» **The task**:
Go through the material below and return each line with the string "плановых" in it.

» **Data to examine**:
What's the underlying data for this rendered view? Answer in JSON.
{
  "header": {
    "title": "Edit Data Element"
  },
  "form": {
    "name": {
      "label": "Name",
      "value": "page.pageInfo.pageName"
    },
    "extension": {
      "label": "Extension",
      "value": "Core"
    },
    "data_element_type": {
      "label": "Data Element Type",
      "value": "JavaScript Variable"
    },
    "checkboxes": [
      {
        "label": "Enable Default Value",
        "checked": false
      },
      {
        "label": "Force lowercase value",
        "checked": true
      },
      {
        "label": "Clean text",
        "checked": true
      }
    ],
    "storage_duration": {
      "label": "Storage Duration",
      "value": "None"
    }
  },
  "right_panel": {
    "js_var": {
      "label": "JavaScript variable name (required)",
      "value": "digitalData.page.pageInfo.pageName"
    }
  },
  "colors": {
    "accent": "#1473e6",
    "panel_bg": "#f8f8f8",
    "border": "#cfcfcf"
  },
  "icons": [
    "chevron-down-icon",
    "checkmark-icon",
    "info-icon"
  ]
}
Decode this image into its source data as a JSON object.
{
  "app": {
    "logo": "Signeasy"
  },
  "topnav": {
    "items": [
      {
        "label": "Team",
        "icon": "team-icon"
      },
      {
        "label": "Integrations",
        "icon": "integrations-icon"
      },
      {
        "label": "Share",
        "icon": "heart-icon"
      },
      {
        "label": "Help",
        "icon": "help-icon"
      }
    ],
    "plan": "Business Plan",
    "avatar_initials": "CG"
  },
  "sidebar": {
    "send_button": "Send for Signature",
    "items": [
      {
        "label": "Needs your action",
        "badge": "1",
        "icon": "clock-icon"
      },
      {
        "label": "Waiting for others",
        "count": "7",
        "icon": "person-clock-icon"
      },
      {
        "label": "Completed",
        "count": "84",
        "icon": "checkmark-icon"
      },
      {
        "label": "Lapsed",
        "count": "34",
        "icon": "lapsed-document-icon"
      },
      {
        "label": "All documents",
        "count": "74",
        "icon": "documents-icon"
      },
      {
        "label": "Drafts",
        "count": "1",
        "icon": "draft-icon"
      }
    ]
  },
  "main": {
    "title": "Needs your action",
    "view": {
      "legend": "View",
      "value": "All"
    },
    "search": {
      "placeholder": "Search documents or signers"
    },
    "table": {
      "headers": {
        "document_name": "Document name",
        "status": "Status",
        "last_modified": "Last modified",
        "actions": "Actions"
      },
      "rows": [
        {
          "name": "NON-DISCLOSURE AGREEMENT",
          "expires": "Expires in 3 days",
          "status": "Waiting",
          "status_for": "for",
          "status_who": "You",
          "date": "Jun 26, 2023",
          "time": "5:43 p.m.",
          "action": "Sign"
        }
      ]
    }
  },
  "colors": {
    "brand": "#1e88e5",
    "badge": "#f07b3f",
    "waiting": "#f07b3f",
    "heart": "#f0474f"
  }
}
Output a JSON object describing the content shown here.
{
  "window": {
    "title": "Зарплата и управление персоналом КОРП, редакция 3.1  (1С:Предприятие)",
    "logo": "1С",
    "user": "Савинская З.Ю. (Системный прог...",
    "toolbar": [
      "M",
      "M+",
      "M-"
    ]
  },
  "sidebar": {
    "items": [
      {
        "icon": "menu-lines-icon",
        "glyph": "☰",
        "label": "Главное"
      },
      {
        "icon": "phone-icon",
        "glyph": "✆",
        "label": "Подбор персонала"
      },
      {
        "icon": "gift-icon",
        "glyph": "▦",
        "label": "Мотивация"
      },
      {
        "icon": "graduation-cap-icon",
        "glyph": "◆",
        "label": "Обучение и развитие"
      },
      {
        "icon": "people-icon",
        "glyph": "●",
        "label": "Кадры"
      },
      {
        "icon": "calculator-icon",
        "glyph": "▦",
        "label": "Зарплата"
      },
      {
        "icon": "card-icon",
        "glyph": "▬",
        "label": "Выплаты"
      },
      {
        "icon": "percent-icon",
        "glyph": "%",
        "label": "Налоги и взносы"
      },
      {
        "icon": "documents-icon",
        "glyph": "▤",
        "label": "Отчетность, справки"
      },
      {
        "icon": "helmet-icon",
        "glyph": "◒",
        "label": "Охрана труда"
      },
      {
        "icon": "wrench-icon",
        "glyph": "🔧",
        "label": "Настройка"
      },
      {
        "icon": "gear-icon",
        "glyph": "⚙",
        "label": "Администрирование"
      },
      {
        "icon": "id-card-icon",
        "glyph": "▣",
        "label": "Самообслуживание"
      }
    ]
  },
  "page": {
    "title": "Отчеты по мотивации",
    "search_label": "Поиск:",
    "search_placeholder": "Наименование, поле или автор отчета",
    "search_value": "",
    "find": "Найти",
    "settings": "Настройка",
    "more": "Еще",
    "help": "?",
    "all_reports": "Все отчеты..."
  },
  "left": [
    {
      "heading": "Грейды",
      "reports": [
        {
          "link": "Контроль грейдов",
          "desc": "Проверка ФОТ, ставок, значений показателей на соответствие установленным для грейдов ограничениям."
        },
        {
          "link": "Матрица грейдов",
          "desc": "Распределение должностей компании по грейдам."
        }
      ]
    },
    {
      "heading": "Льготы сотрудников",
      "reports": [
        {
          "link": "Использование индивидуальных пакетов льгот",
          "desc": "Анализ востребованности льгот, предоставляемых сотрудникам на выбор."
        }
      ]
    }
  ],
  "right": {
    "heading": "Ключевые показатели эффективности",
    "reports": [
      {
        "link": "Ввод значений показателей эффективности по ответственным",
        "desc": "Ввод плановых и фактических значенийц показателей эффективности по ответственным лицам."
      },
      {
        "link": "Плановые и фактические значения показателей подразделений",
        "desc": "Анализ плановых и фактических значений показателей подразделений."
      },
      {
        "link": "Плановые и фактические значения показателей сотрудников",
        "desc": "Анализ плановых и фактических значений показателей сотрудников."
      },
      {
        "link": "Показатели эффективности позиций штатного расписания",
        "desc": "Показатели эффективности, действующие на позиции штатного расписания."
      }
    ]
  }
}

» **Response area**:
        "desc": "Ввод плановых и фактических значенийц показателей эффективности по ответственным лицам."
        "desc": "Анализ плановых и фактических значений показателей подразделений."
        "desc": "Анализ плановых и фактических значений показателей сотрудников."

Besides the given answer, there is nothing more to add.